Humboldt County’s chief probation officer Bill Damiano to retire


From Eureka Times-Standard

Humboldt County’s Chief Probation Officer Bill Damiano is set to retire on April 13, with the Board of Supervisors voting Tuesday to appoint his assistant Shaun Brenneman to the post on an interim basis.

Damiano, who has served as chief probation officer since 2010 and has more than 29 years experience working for probation, informed the board of his plans to retire in late 2017.

“We’ve got a top notch Probation Department in Humboldt,” Damiano wrote in an email to the Times-Standard on Tuesday. “We do truly extraordinary work in the community and significantly impact the lives of countless individuals, offender and victim alike — by restoring people to law-abiding lifestyles and holding those accountable who have yet to achieve that objective. I have every confidence in Shaun Brenneman’s ability to continue to move the department forward in its mission.”
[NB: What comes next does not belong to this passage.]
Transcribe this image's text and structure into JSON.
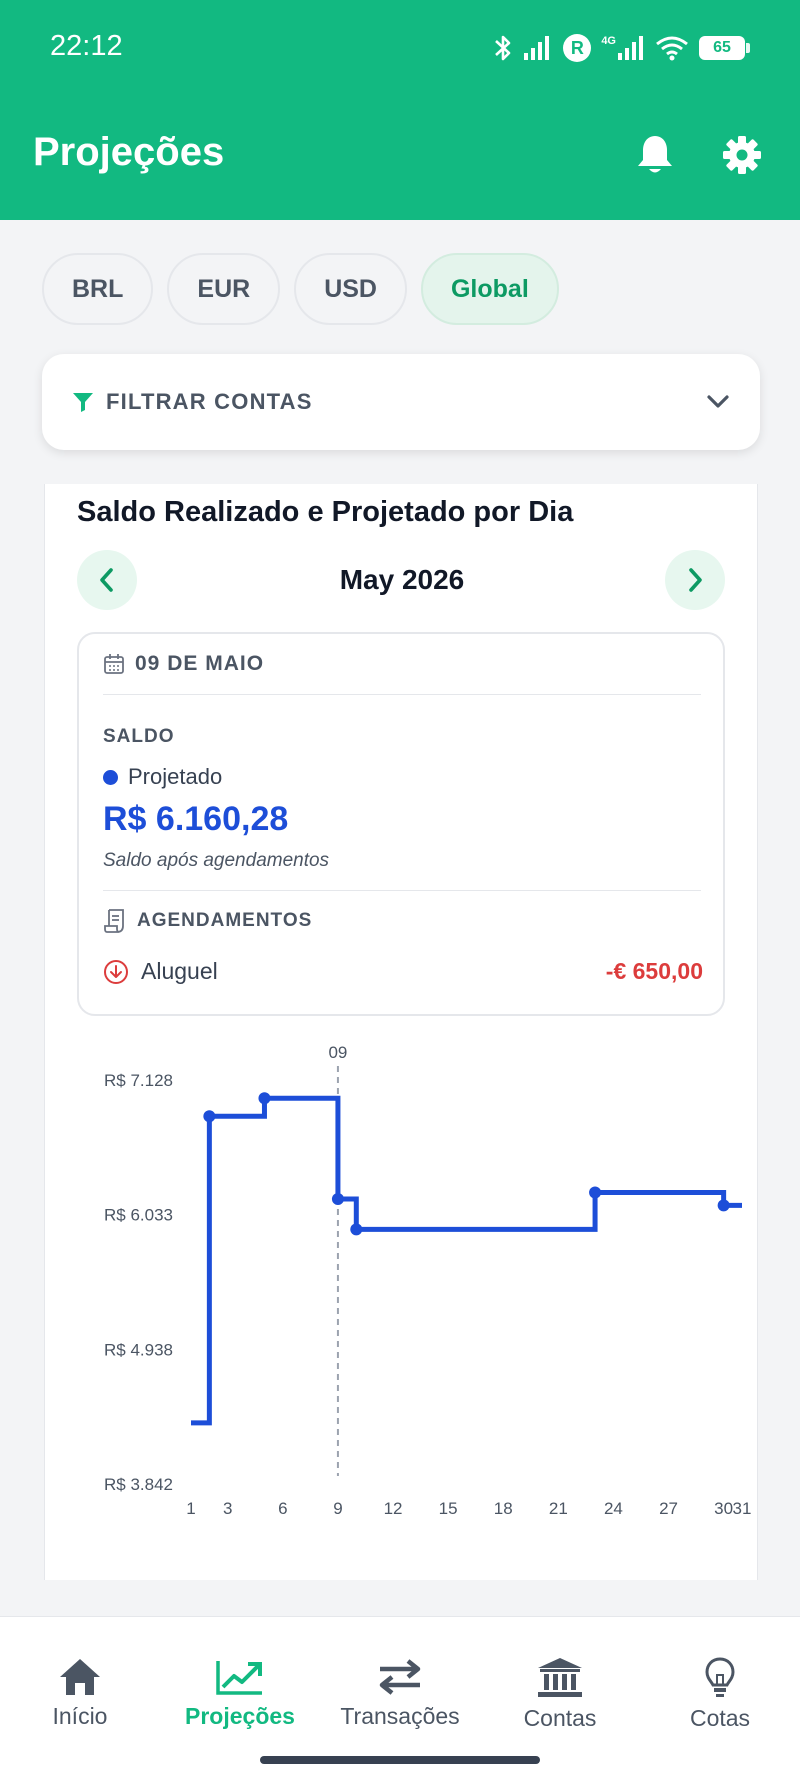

Damiano and county staff both recommended the board appoint Brenneman. According to the county staff report, Brenneman is an alumnus of Humboldt State University, has worked with the Probation Department for 21 years, has 21 years of law enforcement experience and was named the 2017 California Association of Probation Services Administrators Northern Region Employee of the Year.

As for Damiano’s plans after retirement, he said, “My plans after retirement are to figure out who Bill Damiano is when not working for Probation.

“Twenty-nine-and-a-half years is more than half my life doing probation work,” he wrote. “Now that I’ve recovered fully from my back surgery two years ago, I plan to start by getting back to nature with kayaking and backpacking, and then doing some personal studies and exploration. After a while (unspecified), I will check out ways that I volunteer in the jail helping inmates do re-entry planning for success.”

Brenneman is set to hold the position of interim chief probation officer until the county and the Humboldt County Superior Court finalize a memorandum of understanding that would allow both entities to jointly supervise the chief probation officer.

Damiano said the position is appointed by the presiding judge, but that the County Administrative Office and the chairperson of the Juvenile Justice and Delinquency Prevention Commissions also have a voice in that hiring decision.

“The chief [probation officer] is paid by the county, but technically works for the courts in conducting pre-sentence investigations, making recommendations regarding sentencing, providing community supervision of court-ordered individuals, and managing the juvenile hall, among other things — things can get a bit murky at times, since the courts do not fund the Probation Department, but depend upon our services to perform their judicial function,” Damiano wrote.

“I believe there are many counties that have an [memorandum of understanding] between the Superior Court and county regarding oversight of the Chief PO position, but Humboldt hasn’t had one before now that I’m aware of,” he continued.

By Will Houston